── Data listing ──

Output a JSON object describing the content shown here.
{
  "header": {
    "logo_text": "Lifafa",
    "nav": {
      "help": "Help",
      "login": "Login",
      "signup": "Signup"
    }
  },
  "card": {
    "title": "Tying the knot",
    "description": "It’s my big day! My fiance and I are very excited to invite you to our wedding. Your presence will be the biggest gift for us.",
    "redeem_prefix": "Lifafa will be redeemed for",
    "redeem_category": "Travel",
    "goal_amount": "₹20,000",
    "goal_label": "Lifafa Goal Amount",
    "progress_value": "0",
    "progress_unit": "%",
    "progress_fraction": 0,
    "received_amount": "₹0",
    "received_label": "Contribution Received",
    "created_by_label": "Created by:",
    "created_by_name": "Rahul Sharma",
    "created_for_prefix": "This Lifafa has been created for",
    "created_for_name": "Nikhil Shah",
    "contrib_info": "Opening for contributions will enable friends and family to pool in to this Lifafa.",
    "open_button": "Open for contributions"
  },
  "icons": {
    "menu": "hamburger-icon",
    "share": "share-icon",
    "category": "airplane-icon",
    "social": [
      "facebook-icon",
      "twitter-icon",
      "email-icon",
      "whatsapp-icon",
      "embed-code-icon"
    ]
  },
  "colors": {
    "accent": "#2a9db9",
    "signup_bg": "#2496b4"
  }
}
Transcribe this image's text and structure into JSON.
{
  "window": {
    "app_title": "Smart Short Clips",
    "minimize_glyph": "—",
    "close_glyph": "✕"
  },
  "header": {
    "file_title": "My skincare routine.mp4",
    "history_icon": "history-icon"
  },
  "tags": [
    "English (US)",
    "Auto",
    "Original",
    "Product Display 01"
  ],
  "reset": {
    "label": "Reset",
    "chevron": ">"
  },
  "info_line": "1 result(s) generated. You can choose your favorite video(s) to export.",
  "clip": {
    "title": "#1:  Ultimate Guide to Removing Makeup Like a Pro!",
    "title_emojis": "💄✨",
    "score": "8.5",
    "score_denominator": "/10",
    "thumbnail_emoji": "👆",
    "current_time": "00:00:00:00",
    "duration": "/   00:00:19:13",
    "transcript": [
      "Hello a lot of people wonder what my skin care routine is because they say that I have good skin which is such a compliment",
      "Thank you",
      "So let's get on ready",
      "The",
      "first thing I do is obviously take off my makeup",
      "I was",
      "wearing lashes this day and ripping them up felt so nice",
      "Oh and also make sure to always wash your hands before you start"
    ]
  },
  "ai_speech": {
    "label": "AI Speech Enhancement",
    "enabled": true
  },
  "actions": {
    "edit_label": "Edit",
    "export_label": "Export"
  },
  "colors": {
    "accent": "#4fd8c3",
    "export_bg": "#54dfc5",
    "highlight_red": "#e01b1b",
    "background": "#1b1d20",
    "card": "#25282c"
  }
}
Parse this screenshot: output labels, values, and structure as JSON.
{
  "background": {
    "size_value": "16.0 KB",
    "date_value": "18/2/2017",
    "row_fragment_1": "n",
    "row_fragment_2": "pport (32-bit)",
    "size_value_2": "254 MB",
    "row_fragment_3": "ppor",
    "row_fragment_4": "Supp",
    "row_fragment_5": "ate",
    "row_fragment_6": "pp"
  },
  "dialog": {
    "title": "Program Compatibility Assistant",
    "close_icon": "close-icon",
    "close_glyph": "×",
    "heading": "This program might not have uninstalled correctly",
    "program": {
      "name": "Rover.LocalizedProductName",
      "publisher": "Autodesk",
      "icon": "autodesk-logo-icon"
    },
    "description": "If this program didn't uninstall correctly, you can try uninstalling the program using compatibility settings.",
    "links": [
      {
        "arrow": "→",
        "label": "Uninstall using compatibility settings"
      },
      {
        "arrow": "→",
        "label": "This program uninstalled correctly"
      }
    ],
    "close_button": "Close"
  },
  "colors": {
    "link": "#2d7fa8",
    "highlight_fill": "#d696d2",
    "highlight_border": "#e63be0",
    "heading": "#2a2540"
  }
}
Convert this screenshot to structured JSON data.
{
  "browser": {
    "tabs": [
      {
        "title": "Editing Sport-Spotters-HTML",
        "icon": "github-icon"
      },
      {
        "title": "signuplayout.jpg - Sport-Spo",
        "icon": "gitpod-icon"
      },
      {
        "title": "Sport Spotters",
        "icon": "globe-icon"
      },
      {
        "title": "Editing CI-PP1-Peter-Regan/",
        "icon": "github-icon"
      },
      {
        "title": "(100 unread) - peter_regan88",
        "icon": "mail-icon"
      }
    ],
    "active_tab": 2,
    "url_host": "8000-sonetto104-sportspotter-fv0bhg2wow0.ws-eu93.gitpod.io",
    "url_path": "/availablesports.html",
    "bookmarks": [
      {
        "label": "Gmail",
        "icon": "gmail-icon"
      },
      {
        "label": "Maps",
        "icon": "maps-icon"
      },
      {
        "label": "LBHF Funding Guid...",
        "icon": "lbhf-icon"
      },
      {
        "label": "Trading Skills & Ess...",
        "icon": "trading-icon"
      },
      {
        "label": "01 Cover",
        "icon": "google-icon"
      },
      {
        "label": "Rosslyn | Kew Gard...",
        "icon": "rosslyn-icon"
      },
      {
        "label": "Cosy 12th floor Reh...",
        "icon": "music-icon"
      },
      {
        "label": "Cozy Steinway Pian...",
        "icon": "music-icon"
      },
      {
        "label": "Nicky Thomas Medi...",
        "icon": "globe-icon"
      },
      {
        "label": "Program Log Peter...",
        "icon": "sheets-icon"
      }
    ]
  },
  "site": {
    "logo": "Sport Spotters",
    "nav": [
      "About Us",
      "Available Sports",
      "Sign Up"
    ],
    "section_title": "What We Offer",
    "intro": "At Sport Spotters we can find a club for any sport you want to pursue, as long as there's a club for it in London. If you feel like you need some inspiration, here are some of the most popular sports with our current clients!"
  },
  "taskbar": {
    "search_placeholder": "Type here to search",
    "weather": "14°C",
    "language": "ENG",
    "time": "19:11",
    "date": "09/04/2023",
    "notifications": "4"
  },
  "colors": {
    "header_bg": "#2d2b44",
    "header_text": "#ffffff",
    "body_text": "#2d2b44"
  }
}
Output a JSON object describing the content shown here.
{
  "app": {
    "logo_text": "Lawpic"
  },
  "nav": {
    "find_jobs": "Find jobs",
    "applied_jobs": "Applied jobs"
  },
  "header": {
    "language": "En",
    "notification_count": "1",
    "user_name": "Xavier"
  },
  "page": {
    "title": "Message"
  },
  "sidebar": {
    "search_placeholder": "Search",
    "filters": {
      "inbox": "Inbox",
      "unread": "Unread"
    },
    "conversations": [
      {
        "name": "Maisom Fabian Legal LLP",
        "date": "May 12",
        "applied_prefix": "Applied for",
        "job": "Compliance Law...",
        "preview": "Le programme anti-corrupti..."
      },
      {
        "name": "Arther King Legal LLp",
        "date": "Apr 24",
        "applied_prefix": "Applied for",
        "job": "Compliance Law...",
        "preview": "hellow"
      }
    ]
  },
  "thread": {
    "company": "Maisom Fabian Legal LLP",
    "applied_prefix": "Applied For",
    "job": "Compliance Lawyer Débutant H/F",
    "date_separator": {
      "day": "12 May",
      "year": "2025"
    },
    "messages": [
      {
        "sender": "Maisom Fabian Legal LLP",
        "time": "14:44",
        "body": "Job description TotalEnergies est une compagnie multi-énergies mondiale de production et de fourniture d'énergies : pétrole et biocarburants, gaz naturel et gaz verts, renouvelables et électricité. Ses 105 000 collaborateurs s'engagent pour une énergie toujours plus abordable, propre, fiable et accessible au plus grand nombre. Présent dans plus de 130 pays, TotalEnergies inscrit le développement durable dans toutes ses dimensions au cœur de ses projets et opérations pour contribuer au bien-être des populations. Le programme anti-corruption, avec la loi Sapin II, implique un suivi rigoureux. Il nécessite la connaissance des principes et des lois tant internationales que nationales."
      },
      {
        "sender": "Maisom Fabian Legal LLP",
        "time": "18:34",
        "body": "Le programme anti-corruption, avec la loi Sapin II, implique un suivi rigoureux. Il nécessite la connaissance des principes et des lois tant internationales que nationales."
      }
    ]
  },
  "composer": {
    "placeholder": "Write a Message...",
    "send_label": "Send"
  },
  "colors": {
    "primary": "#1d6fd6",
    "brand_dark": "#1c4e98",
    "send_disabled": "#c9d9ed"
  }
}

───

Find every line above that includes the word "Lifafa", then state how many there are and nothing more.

Your solution: 5